• What you have to do: Your response should be a copy of each line in the listing below that includes the word "ThompsonPhillip".

• Listed entries:
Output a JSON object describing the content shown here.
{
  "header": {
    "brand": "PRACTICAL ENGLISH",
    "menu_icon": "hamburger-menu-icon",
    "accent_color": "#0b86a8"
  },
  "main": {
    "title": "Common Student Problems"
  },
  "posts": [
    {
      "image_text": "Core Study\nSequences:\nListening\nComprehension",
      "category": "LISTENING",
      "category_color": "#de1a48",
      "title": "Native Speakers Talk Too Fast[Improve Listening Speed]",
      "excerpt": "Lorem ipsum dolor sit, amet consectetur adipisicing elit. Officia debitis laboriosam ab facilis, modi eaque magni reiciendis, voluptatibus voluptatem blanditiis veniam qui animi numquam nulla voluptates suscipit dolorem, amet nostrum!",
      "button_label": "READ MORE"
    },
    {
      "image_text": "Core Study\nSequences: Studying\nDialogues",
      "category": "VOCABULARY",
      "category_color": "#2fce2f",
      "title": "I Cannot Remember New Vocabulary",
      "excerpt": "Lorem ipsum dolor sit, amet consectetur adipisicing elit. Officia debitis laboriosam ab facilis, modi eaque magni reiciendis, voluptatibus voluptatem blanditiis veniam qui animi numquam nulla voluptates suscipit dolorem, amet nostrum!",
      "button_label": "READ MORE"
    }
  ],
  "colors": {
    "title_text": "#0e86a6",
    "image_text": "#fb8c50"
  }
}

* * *

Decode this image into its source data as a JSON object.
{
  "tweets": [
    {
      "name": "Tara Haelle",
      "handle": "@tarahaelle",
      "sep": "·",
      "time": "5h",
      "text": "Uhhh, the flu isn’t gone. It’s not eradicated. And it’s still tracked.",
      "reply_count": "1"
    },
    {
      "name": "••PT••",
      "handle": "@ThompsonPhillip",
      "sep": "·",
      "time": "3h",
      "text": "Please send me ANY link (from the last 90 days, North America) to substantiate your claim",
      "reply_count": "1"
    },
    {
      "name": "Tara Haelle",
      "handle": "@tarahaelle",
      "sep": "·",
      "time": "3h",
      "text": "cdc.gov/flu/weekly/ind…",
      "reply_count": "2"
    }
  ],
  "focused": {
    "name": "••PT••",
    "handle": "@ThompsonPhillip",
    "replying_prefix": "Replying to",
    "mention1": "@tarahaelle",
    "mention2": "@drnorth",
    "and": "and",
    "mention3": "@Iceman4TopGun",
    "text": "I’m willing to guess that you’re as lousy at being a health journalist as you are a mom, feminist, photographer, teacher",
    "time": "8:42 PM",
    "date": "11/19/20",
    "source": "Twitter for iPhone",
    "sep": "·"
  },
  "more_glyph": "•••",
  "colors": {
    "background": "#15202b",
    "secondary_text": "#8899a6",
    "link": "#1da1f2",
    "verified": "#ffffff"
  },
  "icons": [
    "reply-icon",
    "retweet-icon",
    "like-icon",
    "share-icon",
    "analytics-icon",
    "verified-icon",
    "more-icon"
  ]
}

• Task response:
      "handle": "@ThompsonPhillip",
    "handle": "@ThompsonPhillip",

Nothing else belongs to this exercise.